WHAT THE TASK REQUIRES — Please restate each line of the data below exactly. Omit all images.

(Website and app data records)
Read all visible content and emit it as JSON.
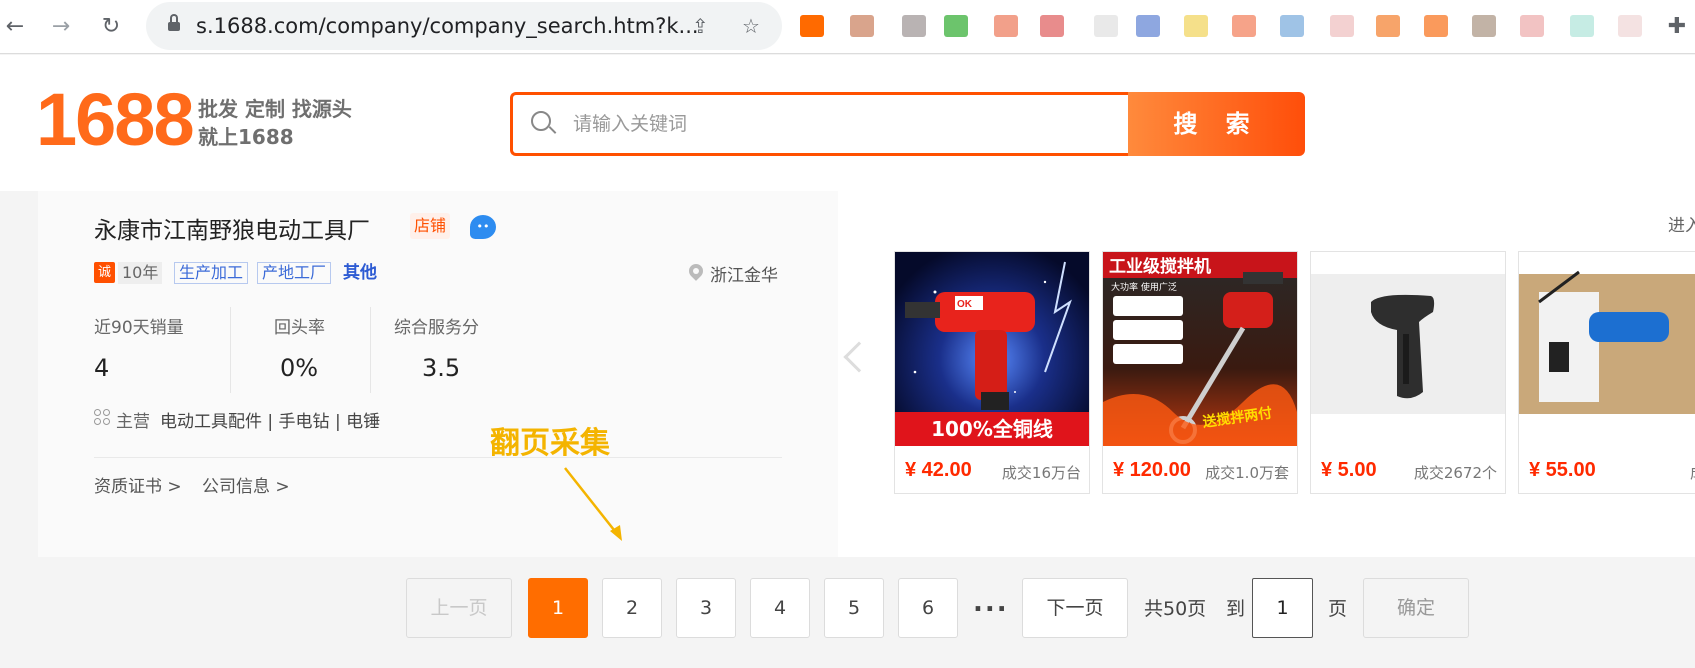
{
  "browser": {
    "url": "s.1688.com/company/company_search.htm?k...",
    "back_icon": "←",
    "forward_icon": "→",
    "reload_icon": "↻",
    "share_icon": "⇪",
    "star_icon": "☆",
    "puzzle_icon": "✚"
  },
  "header": {
    "logo": "1688",
    "slogan_line1": "批发 定制 找源头",
    "slogan_line2": "就上1688",
    "search_placeholder": "请输入关键词",
    "search_button": "搜 索"
  },
  "company": {
    "name": "永康市江南野狼电动工具厂",
    "shop_tag": "店铺",
    "cheng_badge": "诚",
    "years": "10年",
    "tags": [
      "生产加工",
      "产地工厂"
    ],
    "other": "其他",
    "location": "浙江金华",
    "stats": [
      {
        "label": "近90天销量",
        "value": "4"
      },
      {
        "label": "回头率",
        "value": "0%"
      },
      {
        "label": "综合服务分",
        "value": "3.5"
      }
    ],
    "main_label": "主营",
    "main_items": "电动工具配件 | 手电钻 | 电锤",
    "links": [
      "资质证书 >",
      "公司信息 >"
    ]
  },
  "products": {
    "enter_shop": "进入",
    "items": [
      {
        "price": "¥ 42.00",
        "sold": "成交16万台",
        "banner": "100%全铜线",
        "brand": "OK"
      },
      {
        "price": "¥ 120.00",
        "sold": "成交1.0万套",
        "banner": "工业级搅拌机",
        "sub": "大功率 使用广泛",
        "foot": "送搅拌两付"
      },
      {
        "price": "¥ 5.00",
        "sold": "成交2672个"
      },
      {
        "price": "¥ 55.00",
        "sold": "成"
      }
    ]
  },
  "annotation": "翻页采集",
  "pagination": {
    "prev": "上一页",
    "pages": [
      "1",
      "2",
      "3",
      "4",
      "5",
      "6"
    ],
    "active_page": "1",
    "dots": "...",
    "next": "下一页",
    "total": "共50页",
    "goto_label": "到",
    "goto_value": "1",
    "page_unit": "页",
    "confirm": "确定"
  },
  "colors": {
    "brand": "#ff6a1a",
    "search_border": "#ff5000",
    "active_page": "#ff6d00",
    "price": "#ff2a00",
    "annotation": "#f4b400"
  }
}
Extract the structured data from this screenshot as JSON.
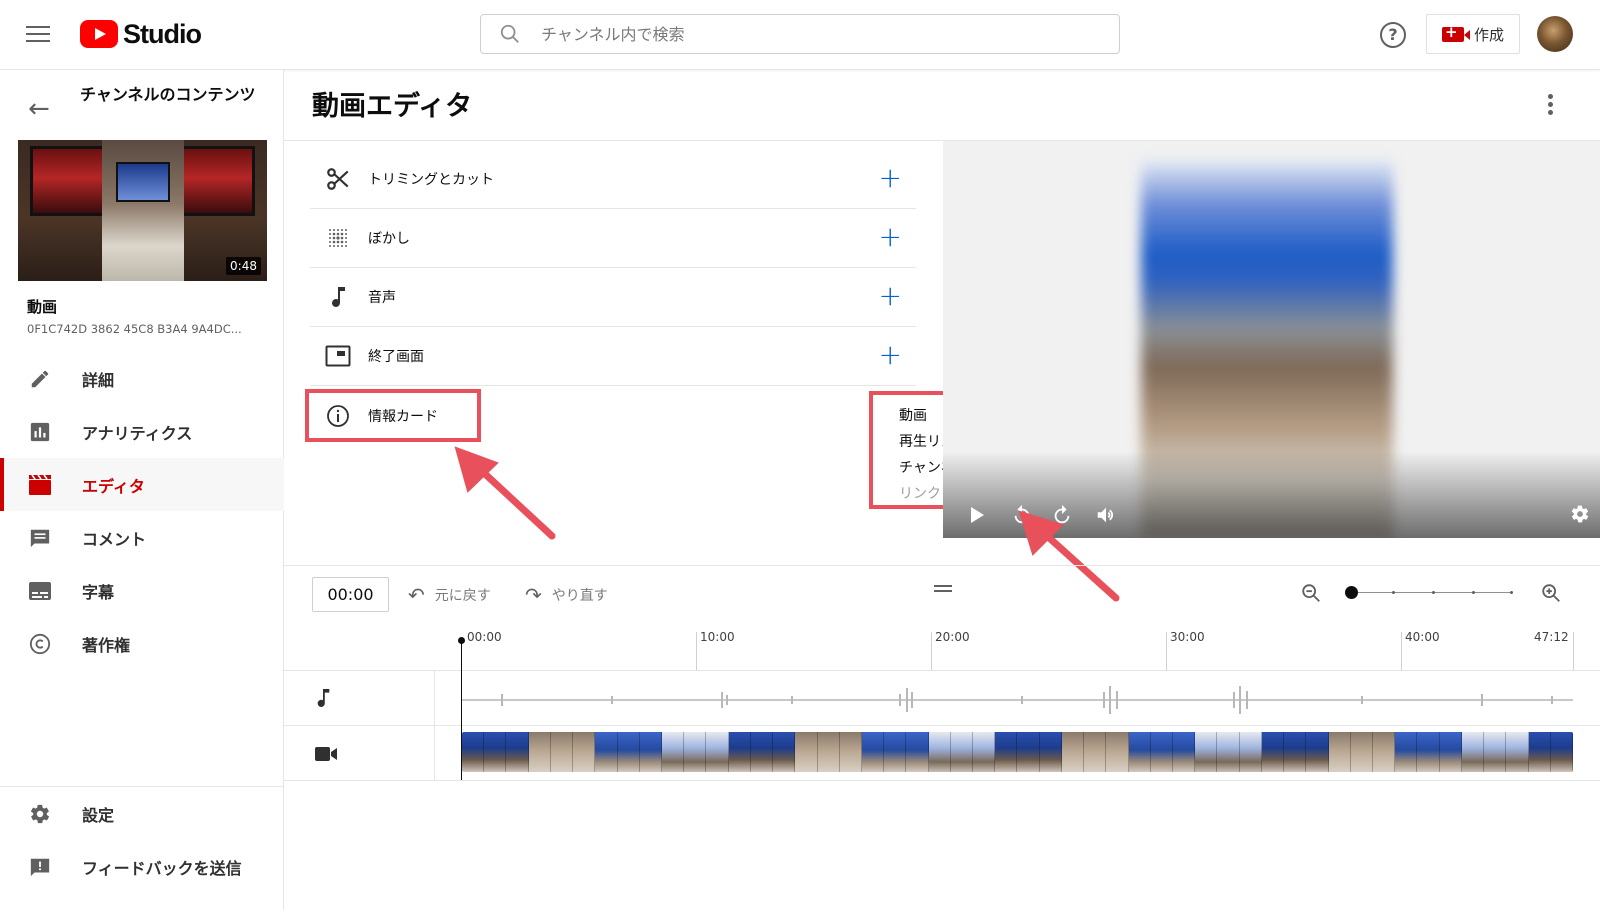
{
  "header": {
    "logo_text": "Studio",
    "search_placeholder": "チャンネル内で検索",
    "help_label": "?",
    "create_label": "作成"
  },
  "sidebar": {
    "title": "チャンネルのコンテンツ",
    "thumbnail_duration": "0:48",
    "video_label": "動画",
    "video_id": "0F1C742D 3862 45C8 B3A4 9A4DC...",
    "nav": [
      {
        "label": "詳細",
        "icon": "pencil-icon"
      },
      {
        "label": "アナリティクス",
        "icon": "analytics-icon"
      },
      {
        "label": "エディタ",
        "icon": "clapperboard-icon",
        "active": true
      },
      {
        "label": "コメント",
        "icon": "comment-icon"
      },
      {
        "label": "字幕",
        "icon": "subtitles-icon"
      },
      {
        "label": "著作権",
        "icon": "copyright-icon"
      }
    ],
    "nav_bottom": [
      {
        "label": "設定",
        "icon": "gear-icon"
      },
      {
        "label": "フィードバックを送信",
        "icon": "feedback-icon"
      }
    ]
  },
  "main": {
    "title": "動画エディタ",
    "tools": [
      {
        "label": "トリミングとカット",
        "icon": "scissors-icon"
      },
      {
        "label": "ぼかし",
        "icon": "blur-icon"
      },
      {
        "label": "音声",
        "icon": "music-note-icon"
      },
      {
        "label": "終了画面",
        "icon": "end-screen-icon"
      },
      {
        "label": "情報カード",
        "icon": "info-icon"
      }
    ],
    "card_menu": [
      "動画",
      "再生リスト",
      "チャンネル",
      "リンク"
    ],
    "plus_label": "+"
  },
  "timeline": {
    "time_value": "00:00",
    "undo_label": "元に戻す",
    "redo_label": "やり直す",
    "ticks": [
      "00:00",
      "10:00",
      "20:00",
      "30:00",
      "40:00",
      "47:12"
    ]
  },
  "colors": {
    "accent_red": "#cc0000",
    "annotation_red": "#e8515b",
    "link_blue": "#065fd4"
  }
}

TASK RESPONSE —
Read all visible content and emit it as JSON.
{
  "browser": {
    "url": "s.1688.com/company/company_search.htm?k...",
    "back_icon": "←",
    "forward_icon": "→",
    "reload_icon": "↻",
    "share_icon": "⇪",
    "star_icon": "☆",
    "puzzle_icon": "✚"
  },
  "header": {
    "logo": "1688",
    "slogan_line1": "批发 定制 找源头",
    "slogan_line2": "就上1688",
    "search_placeholder": "请输入关键词",
    "search_button": "搜 索"
  },
  "company": {
    "name": "永康市江南野狼电动工具厂",
    "shop_tag": "店铺",
    "cheng_badge": "诚",
    "years": "10年",
    "tags": [
      "生产加工",
      "产地工厂"
    ],
    "other": "其他",
    "location": "浙江金华",
    "stats": [
      {
        "label": "近90天销量",
        "value": "4"
      },
      {
        "label": "回头率",
        "value": "0%"
      },
      {
        "label": "综合服务分",
        "value": "3.5"
      }
    ],
    "main_label": "主营",
    "main_items": "电动工具配件 | 手电钻 | 电锤",
    "links": [
      "资质证书 >",
      "公司信息 >"
    ]
  },
  "products": {
    "enter_shop": "进入",
    "items": [
      {
        "price": "¥ 42.00",
        "sold": "成交16万台",
        "banner": "100%全铜线",
        "brand": "OK"
      },
      {
        "price": "¥ 120.00",
        "sold": "成交1.0万套",
        "banner": "工业级搅拌机",
        "sub": "大功率 使用广泛",
        "foot": "送搅拌两付"
      },
      {
        "price": "¥ 5.00",
        "sold": "成交2672个"
      },
      {
        "price": "¥ 55.00",
        "sold": "成"
      }
    ]
  },
  "annotation": "翻页采集",
  "pagination": {
    "prev": "上一页",
    "pages": [
      "1",
      "2",
      "3",
      "4",
      "5",
      "6"
    ],
    "active_page": "1",
    "dots": "...",
    "next": "下一页",
    "total": "共50页",
    "goto_label": "到",
    "goto_value": "1",
    "page_unit": "页",
    "confirm": "确定"
  },
  "colors": {
    "brand": "#ff6a1a",
    "search_border": "#ff5000",
    "active_page": "#ff6d00",
    "price": "#ff2a00",
    "annotation": "#f4b400"
  }
}
Extract the structured data from this screenshot as JSON.
{
  "header": {
    "logo_text": "Studio",
    "search_placeholder": "チャンネル内で検索",
    "help_label": "?",
    "create_label": "作成"
  },
  "sidebar": {
    "title": "チャンネルのコンテンツ",
    "thumbnail_duration": "0:48",
    "video_label": "動画",
    "video_id": "0F1C742D 3862 45C8 B3A4 9A4DC...",
    "nav": [
      {
        "label": "詳細",
        "icon": "pencil-icon"
      },
      {
        "label": "アナリティクス",
        "icon": "analytics-icon"
      },
      {
        "label": "エディタ",
        "icon": "clapperboard-icon",
        "active": true
      },
      {
        "label": "コメント",
        "icon": "comment-icon"
      },
      {
        "label": "字幕",
        "icon": "subtitles-icon"
      },
      {
        "label": "著作権",
        "icon": "copyright-icon"
      }
    ],
    "nav_bottom": [
      {
        "label": "設定",
        "icon": "gear-icon"
      },
      {
        "label": "フィードバックを送信",
        "icon": "feedback-icon"
      }
    ]
  },
  "main": {
    "title": "動画エディタ",
    "tools": [
      {
        "label": "トリミングとカット",
        "icon": "scissors-icon"
      },
      {
        "label": "ぼかし",
        "icon": "blur-icon"
      },
      {
        "label": "音声",
        "icon": "music-note-icon"
      },
      {
        "label": "終了画面",
        "icon": "end-screen-icon"
      },
      {
        "label": "情報カード",
        "icon": "info-icon"
      }
    ],
    "card_menu": [
      "動画",
      "再生リスト",
      "チャンネル",
      "リンク"
    ],
    "plus_label": "+"
  },
  "timeline": {
    "time_value": "00:00",
    "undo_label": "元に戻す",
    "redo_label": "やり直す",
    "ticks": [
      "00:00",
      "10:00",
      "20:00",
      "30:00",
      "40:00",
      "47:12"
    ]
  },
  "colors": {
    "accent_red": "#cc0000",
    "annotation_red": "#e8515b",
    "link_blue": "#065fd4"
  }
}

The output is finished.